Input data:
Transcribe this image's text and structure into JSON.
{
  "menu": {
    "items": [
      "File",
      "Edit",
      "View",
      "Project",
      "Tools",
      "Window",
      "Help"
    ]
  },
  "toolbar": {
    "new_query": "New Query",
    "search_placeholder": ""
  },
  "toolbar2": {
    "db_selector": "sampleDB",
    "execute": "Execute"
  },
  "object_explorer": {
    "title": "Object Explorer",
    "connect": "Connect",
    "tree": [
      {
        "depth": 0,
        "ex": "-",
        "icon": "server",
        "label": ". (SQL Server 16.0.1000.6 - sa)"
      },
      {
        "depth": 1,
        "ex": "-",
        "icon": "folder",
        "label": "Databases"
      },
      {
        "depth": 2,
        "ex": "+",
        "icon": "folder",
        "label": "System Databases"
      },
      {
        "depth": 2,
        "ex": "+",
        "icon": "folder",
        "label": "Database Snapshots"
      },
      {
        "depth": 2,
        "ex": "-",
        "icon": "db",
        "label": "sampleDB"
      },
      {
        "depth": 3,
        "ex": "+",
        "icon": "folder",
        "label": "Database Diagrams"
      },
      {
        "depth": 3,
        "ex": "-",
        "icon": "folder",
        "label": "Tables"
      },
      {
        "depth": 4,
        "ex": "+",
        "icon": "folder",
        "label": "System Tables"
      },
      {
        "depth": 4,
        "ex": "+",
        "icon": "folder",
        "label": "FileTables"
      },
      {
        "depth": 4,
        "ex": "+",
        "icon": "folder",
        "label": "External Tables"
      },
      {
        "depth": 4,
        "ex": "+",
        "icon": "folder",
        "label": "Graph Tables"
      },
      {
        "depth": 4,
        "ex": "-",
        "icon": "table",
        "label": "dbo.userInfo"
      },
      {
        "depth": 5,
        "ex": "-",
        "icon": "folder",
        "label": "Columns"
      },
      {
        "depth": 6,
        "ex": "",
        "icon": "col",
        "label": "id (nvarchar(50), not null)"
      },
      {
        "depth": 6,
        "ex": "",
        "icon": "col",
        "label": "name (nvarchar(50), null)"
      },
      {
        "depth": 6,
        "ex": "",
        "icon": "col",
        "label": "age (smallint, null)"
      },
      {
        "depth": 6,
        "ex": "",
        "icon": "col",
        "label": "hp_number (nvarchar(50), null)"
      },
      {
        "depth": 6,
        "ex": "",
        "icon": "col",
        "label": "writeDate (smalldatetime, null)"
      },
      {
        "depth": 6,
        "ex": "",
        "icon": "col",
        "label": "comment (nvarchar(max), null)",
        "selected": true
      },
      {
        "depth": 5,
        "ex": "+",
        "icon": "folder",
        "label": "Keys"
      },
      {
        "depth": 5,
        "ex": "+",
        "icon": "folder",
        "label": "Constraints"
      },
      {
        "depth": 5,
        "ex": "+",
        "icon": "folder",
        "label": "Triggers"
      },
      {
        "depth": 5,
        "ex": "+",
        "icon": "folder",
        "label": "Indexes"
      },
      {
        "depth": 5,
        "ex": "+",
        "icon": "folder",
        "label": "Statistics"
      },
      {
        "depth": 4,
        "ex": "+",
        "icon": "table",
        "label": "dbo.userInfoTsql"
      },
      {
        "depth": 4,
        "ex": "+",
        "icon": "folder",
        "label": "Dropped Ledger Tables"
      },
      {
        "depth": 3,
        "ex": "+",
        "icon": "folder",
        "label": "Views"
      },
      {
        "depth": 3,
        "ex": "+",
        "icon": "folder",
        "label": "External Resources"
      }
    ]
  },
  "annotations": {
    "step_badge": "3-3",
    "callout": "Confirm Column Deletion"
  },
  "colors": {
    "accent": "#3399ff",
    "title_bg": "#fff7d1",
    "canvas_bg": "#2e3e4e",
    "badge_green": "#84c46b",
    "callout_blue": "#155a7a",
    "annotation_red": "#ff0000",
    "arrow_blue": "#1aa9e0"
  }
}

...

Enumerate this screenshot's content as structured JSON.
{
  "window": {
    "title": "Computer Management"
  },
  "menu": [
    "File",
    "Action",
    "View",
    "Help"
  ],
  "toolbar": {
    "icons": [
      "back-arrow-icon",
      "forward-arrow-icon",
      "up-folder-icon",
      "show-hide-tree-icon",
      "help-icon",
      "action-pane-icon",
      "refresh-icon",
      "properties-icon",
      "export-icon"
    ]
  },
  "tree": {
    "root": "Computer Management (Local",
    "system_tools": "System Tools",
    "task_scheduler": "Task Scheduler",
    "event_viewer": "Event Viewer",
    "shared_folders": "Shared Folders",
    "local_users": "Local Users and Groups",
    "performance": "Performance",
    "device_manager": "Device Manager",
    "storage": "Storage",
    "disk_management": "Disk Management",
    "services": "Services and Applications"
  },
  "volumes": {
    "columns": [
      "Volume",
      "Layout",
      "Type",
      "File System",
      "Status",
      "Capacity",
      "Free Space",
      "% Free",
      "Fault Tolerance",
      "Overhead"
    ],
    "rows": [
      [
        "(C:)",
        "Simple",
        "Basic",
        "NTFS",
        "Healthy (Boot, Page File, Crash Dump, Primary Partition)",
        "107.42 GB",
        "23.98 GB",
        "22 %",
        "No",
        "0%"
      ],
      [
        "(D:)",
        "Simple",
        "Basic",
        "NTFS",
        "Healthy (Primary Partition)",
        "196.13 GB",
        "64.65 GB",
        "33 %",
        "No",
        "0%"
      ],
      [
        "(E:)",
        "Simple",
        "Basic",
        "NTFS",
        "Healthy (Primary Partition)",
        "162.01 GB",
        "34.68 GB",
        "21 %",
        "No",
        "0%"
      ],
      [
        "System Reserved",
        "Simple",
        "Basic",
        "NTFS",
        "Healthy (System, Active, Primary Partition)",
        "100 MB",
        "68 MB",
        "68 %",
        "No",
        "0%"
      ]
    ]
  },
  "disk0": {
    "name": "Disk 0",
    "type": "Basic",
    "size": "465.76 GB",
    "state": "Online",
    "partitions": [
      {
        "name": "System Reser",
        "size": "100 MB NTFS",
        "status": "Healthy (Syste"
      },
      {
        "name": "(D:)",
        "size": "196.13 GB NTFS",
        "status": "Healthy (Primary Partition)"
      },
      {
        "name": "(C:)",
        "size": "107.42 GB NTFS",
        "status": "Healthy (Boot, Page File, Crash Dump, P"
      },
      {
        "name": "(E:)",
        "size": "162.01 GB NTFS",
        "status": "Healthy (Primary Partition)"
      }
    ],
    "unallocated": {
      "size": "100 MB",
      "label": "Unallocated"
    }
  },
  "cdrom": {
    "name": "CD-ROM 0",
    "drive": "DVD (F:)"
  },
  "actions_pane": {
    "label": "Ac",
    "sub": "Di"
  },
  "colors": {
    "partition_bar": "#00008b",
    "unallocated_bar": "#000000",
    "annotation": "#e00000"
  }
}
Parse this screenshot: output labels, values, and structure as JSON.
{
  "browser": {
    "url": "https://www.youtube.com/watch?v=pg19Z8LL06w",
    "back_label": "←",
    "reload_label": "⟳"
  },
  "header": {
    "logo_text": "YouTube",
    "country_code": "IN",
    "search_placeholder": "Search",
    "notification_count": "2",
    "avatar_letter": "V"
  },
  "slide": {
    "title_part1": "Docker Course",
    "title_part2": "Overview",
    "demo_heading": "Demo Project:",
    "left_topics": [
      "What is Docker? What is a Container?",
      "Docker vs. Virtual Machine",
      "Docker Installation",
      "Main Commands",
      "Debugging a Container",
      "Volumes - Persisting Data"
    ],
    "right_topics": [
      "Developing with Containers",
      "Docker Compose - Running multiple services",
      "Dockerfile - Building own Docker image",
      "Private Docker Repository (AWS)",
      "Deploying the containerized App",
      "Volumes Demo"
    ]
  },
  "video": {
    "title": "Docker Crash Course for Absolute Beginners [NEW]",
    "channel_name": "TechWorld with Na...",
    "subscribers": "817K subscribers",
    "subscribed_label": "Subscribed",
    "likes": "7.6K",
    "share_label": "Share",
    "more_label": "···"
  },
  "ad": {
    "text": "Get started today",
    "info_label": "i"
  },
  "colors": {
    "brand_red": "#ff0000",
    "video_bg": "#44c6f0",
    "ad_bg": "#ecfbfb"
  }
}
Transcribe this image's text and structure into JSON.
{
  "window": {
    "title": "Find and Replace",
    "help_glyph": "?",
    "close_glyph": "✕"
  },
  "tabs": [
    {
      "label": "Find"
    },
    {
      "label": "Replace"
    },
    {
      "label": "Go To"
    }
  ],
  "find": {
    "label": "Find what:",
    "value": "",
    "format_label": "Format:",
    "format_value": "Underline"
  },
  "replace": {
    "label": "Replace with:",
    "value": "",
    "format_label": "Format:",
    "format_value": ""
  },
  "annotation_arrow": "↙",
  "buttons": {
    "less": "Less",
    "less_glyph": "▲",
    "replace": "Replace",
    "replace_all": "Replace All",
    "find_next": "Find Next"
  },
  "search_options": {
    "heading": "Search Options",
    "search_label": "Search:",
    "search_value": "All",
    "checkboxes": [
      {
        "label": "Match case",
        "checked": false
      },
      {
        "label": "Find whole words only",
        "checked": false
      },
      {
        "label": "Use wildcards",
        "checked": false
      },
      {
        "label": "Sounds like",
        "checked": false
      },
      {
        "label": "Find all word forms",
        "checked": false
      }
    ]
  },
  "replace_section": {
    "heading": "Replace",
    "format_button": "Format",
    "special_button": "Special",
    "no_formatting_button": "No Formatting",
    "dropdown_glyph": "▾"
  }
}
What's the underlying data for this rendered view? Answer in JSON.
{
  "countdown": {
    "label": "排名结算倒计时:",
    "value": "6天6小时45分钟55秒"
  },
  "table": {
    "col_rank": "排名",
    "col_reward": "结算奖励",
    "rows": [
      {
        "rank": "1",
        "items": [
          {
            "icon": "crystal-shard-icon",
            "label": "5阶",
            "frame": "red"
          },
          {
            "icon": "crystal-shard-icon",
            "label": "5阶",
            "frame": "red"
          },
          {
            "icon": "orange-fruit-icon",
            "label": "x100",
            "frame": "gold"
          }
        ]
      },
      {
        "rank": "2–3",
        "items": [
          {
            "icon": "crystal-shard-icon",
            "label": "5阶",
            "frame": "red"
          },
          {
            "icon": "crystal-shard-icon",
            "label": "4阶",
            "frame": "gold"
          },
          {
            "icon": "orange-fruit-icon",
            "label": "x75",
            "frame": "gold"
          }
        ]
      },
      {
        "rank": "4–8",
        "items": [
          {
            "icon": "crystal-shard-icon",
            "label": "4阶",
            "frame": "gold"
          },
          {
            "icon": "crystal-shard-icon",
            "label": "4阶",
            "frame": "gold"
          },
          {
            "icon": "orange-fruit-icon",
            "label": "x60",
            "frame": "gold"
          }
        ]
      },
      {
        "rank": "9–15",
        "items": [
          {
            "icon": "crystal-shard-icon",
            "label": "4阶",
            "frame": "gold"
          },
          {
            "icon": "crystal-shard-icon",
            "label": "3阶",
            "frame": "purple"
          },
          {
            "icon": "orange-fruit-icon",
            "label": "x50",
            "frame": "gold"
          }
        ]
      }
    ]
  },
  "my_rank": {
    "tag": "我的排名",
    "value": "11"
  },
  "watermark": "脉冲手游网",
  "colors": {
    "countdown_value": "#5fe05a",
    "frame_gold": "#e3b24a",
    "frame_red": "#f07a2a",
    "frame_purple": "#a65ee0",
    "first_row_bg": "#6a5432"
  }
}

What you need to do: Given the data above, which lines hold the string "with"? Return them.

Exercise answer:
      "Developing with Containers",
    "channel_name": "TechWorld with Na...",
    "label": "Replace with:",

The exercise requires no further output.